The pic below shows the prominent notch (inner web emargination) on P7 shown in cyaneus which is not shown in macrourus or pygargus. This feature CAN be seen on good photos of harriers underwings so just keep taking pics until you clinch it!.... If you look you will find it

Photo copyright Natural History Museum, Tring (courtesy of NHM, Tring Staff)

This pic (below) shows  P6 in the same cyaneus showing the obvious emargination that is not shown in macrourus or pygargus. This feather also shows a subtle notch on the inner web that is a lot less acute than the notch shown in P7 but a lot more evident than the non-existent notches of P6 of macrourus or pygargus. Personal observations show that P6 in hybrid cyaneus x macrourus hybrids show an emarginated outer web to P6.

Photo copyright Natural History Museum, Tring (courtesy of NHM, Tring Staff)

The three annotated pictures below were taken from the excellent book compiled by Marian Cieslak & Boleslaw Dul called Feathers Identification for Bird Conservation. Although they do not show feathers relating to the same age and sex of each of the species they are extremely valuable images in showing how the shapes of the feathers differ on an inter-specific level. I have included hudsonius as well (not annotated with black background) which was taken from The Feather Atlas in order to show how similar the wing formula is to cyaneus. 
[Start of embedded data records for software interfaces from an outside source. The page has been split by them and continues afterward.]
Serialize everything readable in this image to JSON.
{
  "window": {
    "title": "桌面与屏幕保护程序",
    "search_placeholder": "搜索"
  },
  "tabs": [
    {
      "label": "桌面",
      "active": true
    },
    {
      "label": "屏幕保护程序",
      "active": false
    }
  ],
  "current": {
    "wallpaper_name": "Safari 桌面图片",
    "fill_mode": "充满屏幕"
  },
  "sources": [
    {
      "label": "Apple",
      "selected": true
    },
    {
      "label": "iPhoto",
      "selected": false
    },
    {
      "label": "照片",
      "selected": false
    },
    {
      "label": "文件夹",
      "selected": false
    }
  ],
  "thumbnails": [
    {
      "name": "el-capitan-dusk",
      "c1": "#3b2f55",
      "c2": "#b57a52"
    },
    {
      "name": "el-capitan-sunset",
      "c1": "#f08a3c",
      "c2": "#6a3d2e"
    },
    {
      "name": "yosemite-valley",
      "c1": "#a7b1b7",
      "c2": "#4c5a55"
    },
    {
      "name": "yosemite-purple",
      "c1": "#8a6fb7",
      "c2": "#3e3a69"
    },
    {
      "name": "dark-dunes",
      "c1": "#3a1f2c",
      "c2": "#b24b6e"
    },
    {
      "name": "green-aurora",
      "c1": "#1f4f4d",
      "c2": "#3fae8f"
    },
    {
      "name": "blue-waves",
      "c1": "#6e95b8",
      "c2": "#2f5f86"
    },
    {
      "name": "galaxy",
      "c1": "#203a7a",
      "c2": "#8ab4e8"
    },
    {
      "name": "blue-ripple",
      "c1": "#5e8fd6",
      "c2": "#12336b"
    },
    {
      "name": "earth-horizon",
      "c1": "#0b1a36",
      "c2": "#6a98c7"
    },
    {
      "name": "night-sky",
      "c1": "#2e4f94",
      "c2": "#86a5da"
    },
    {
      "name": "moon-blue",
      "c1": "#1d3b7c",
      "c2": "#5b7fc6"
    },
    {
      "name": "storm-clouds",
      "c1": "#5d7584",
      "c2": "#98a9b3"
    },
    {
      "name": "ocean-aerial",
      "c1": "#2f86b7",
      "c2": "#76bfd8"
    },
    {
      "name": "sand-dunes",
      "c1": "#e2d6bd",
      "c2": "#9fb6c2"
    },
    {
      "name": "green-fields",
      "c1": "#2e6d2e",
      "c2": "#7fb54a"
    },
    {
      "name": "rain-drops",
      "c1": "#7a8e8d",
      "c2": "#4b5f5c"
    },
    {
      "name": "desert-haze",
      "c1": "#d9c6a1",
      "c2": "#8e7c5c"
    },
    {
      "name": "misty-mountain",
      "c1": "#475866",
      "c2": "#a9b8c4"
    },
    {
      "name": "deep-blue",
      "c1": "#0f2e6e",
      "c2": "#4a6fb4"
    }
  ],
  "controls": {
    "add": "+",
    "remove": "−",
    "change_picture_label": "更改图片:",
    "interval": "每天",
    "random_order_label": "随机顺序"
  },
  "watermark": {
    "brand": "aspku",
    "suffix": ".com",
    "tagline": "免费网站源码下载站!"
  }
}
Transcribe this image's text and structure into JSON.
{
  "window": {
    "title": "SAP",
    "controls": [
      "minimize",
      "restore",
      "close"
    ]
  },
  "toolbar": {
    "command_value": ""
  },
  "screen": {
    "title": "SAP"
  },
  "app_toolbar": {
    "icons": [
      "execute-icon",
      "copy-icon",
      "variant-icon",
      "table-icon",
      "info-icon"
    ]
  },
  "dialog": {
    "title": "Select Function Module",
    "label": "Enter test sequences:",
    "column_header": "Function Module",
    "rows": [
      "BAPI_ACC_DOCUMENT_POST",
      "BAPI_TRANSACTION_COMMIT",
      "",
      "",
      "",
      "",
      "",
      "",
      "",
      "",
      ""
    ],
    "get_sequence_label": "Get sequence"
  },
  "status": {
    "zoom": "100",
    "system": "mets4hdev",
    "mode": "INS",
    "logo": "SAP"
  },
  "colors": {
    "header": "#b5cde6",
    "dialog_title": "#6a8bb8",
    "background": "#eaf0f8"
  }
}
This is  a quick sketch to illustrate the points mentioned. Although it is a rough drawing it is a lot easier to see in an image

TE=Trailing Edge

Trailing edge isn't entirely accurate I know but is to show how proud P6 is in cyaneus

Another quick reference I thought I would piece together is this feather table which highlights the feather properties per each species and hybrids.


I Love this subject! Much more research is needed into 1st generation hybrids and subsequent generation hybrid harriers and the study of hybrid wing formulas. These are early studies which I hope to pursue further in the future.

Hybrid harriers (be it macrourus x cyaneus OR macrourus x pygargus (former a lot more so)) are a very real issue and are only going to increase in years to come. Numbers of macrourus are pushing through the Mediterranean each spring in ever increasing numbers. This coupled with birds occupying breeding territories (double figures) in western Europe will only further exacerbate the frequency of these hybrids. These fired up macros and their offspring will continue to display to cyaneus further increasing the harrier mash up! I cant wait to see some of the results.

If you look at wing shape in ringtail harriers then you can see the reason for wing formulas being the way they are, given respective weights and migratory distances achieved by each species. Unless these western born "pure" macros are undergoing a super-fast evolution, to accommodate for western expansion and possible shorter migratory distances into Africa which is HUGELY unlikely then these anomalous wing formulas must be due to hybrid influence. That is unless we don't know enough about clinal variation in macro wing formulas across the entire western breeding range of this species. You only have to look at Chiffchaffs and how there wing formulas vary vastly throughout their distribution. Unfortunately the most likely reason is hybridisation which is something we as birders have to address. Another classic example are Caspian Gulls, how much Casp in a Casp defines a Casp? So when is a Pallid a Pallid and when is it a hybrid?

Imagine a cyaneus x macrourus hybrid breeding with cyaneus offspring that goes on to breed with pygargus.............aka a headwrecking hybrid!

Also if anyone who reads this is lucky enough to know of or has photos of macro x pygargus 
I would love to see them.


Thanks for your time